Beginners’ Guide to Property Investment

Beginners’ Guide to Property Investment

Lots of people will say that when you have money to invest, property is the way to go. After all, a property is a solid thing that will always have a value and won’t vanish like stocks can if things go bad. But how do you know if property investment is right for you? And what are the tips to starting up as a landlord?

Is property investment right for you?

There are lots of ways to invest money and property investment doesn’t suit every tastes. It is a great option if you are willing to tie up your money for a long period of time and if you prefer the solid, tangible benefits of property versus the somewhat vague and insubstantial nature of stocks or shares.

You should also start out aware that you may not make a profit on the property, depending on the price you pay and the situation of the market. Plus, there are always additional risks if you borrow money to buy the property including rising mortgage rates and decreasing house prices.

Finally, there are the costs involved with running the property that are an integral part of becoming a landlord. These include basics such as the cost of the mortgage, the upkeep of the property and money needed for those unexpected repairs.
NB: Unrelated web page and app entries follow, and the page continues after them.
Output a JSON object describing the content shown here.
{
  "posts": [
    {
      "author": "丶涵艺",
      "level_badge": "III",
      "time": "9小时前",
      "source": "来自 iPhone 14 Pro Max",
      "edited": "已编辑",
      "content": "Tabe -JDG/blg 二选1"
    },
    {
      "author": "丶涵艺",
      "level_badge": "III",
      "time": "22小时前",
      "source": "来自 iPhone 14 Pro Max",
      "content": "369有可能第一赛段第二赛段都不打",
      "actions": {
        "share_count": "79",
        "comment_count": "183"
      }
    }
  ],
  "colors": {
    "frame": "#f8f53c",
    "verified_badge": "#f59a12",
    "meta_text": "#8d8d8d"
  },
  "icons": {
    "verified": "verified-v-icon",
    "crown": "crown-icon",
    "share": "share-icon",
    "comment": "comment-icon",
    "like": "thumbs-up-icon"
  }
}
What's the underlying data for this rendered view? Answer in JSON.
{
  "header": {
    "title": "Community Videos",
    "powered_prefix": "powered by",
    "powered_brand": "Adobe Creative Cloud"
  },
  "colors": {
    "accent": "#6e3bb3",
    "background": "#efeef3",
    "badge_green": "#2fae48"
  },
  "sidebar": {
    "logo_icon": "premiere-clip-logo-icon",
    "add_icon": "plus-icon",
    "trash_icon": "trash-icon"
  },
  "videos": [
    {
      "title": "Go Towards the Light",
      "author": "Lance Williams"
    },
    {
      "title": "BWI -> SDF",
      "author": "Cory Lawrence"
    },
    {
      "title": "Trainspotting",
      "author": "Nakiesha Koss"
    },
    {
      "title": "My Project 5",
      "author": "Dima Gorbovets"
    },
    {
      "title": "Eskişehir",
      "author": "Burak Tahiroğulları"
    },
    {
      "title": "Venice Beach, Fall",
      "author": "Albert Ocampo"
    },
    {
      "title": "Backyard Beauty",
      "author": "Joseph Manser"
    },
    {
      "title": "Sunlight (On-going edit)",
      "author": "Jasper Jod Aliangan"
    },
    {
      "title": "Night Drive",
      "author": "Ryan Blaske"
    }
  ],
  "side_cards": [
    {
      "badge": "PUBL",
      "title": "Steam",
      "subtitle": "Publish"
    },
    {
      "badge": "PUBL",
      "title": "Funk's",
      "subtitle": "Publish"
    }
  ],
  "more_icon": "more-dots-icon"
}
Then you will need to file tax returns and ensure you are paying the right tax on the money you make.

Starting out as a landlord

If this all sounds like the kind of thing that works for you, then starting out as a landlord could be prefect. The next step is to consider the property itself – what type of property, where should it be located, how are you going to manage it?

Many lettings agents offer services to get tenants into the property and can advise you about the potential rent you can charge for a particular area. They can help with legal matters such as the tenancy agreement and background checks as well.

You should also research to see what types of property are on offer if there is a specific area you want to buy within and how quickly these properties are occupied. For example, flats or houses let to students will go quickly in areas with big universities but could be unoccupied for part of the year if the students go home.

You may need to spend money on the property before you can start making money on it. A house with a shabby bathroom and kitchen, poor storage or a messy garden will not attract top rental income, so you may need to renovate before you start. But if this makes the profit increase over the course of time, then it could be worth it.

Get tax advice about everything you are doing to ensure that you don’t get yourself into trouble and keep accurate and complete accounts. Avoid accounting mistakes and even consider employing a professional accountant to ensure everything is done correctly, as many landlords get trouble from HMRC rather than a tenant!

Time to Change Jobs?

Time to Change Jobs?

We’ve all done it – told our spouse, partner, friend or even a trusted co-worker that the time has come and we want a change. We need a new job, a new challenge or to work in an industry we enjoy. We want to be passionate about our job and feel we are respected and valued. So is this the time to change jobs and what are the key points to remember when you start looking?

Knowing it’s time

There are lots of indicators that it may be time to change your job and these are different for each of us. One of the big ones is a sense of dread at the start of the day or even the night before. You don’t want to go to work, you lack passion and motivation.

Disliking your boss is perhaps one of the top reasons to leave a job but should always be approached with a little care – the grass isn’t always greener, remember. If you are stressed, feel unhappy in your job or undervalued then this might be a good indicator. Or if you know the business is in trouble – loyalty is great but you still need a wage coming in if the worst happens so sometimes you have to look out for yourself.

Finding your dream job

Finding your dream job is great but you also have to be a little practical about it. Sure, you might want to work with the elephants at Chester Zoo or dream of being a producer for a stage show in London. But if you aren’t qualified for these jobs, then this might be a dream too far (unless you are going in for retraining, in which case – go for it!).

The best job search advice can often be not to look at jobs at all. Instead, talk to recruitment experts and see what kind of jobs you might get considered for based on your experience, qualifications and your personality. Before you approach them, make sure you update your CV – you can change it again later when you decide what kind of job you want to aim for so don’t worry too much about all those tactics for getting your CV noticed at this stage.

Getting the job

Once you have some ideas about what kinds of jobs are open to you, you can start to look at them in more detail. Look at the job, what it entails, what the employers’ recruitment process entails and a little peep at the pay and benefits. Don’t let the latter sway you though – happiness is worth more than just money.

Once you have some jobs you want to start applying for, you can redesign your CV to be relevant to the job. There’s lots of tips out there how to maximise it and help you head to the top of the queue as well as to deal with Applicant Tracking Systems that many companies now use.


Don’t get despondent if you don’t get the first job you apply for – very few people do. If possible, ask why you didn’t get the job and look at areas you can improve for the next time. That way you will get the job of your dreams and find yourself to be a valued employee who is passionate about their role.